the membrane holder and the base of the vessel, where stagnation could occur after volumes are withdrawn and replaced during
the sampling procedure.
The authors say…
Investigating the impact of drug loading
Varying the number of actuations during testing permits investigation of the impact of drug loading on dissolution behaviour.
For BD, increasing drug loading from 30 to 220 µg by increasing the number of actuations of the device during sample collection
has a marked influence on dissolution behaviour. On the other hand, AS dissolves rapidly even at high drug loadings (Figure 4).
Figure 4: The impact of drug loading on dissolution profile for (a) budesonide and (b) albuterol sulphate (Dissolution media:
simulated lung fluid (SLF); T= number
Increasing the thickness of the drug layer increases the amount of diffusion/dissolution activity required to release the
entire dose from beneath the membrane since the wetting and dissolution processes proceed inwards layer by layer. This has
a marked effect with the hydrophobic BD increasing the obstacles to dissolution, but with the hydrophilic AS this is not the
case. This suggests that powder wetting within the membrane holder may be an issue in certain circumstances, especially with
hydrophobic or poorly soluble formulations.
A simple solution to this problem is to use just a single actuation to obtain the thinnest possible layer of sample for analysis.
The practicality of this approach, however, depends on the limits of detection of the HPLC method for a given solvent/drug
formulation.
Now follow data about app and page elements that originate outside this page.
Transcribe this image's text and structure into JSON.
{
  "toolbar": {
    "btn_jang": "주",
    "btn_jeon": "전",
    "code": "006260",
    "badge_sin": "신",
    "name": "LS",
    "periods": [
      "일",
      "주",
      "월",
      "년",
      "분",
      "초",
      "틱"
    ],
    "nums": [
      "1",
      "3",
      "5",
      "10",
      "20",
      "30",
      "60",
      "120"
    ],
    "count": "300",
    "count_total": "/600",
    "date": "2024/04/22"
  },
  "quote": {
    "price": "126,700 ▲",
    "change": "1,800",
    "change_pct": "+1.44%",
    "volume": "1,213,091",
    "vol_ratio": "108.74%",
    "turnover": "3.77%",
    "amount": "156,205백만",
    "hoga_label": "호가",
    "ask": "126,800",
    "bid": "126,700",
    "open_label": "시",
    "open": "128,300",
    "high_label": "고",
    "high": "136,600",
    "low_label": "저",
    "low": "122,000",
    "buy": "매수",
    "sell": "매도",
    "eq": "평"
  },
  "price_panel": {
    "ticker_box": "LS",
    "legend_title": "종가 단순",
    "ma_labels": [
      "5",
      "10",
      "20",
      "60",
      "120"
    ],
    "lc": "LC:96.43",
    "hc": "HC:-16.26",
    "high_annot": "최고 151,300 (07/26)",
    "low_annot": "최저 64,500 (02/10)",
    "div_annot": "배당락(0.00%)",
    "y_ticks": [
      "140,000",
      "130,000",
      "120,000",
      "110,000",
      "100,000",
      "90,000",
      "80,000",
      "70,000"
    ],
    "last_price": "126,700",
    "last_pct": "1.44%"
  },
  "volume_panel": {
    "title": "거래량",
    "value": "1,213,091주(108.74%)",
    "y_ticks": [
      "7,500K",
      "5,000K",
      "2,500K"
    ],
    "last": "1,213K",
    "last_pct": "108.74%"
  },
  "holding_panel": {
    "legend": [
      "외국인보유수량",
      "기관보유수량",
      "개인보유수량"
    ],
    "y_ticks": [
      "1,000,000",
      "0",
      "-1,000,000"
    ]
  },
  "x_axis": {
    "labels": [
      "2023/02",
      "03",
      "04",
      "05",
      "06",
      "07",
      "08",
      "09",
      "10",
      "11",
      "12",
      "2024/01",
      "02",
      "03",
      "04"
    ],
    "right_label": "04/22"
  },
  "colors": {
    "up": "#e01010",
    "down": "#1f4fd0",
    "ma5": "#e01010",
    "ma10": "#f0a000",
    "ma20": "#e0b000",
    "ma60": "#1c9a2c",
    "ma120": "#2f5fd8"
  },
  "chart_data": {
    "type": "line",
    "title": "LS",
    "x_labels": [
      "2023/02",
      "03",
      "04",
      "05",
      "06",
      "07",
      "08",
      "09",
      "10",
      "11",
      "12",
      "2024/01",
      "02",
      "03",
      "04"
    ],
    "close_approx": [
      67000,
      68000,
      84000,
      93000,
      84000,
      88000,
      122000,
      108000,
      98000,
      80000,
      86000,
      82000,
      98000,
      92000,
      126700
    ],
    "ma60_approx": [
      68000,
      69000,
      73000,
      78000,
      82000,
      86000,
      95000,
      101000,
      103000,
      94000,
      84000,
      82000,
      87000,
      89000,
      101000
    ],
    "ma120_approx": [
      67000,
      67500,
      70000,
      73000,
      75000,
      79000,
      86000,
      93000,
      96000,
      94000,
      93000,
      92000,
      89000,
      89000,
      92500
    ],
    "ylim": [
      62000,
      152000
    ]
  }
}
In some cases, it will be necessary to use multiple actuations simply to obtain sufficient drug to enable detection
in the extracted samples. An alternative is to consider modification of the dissolution media within the constraint of reflecting
the composition of fluids present in the lung.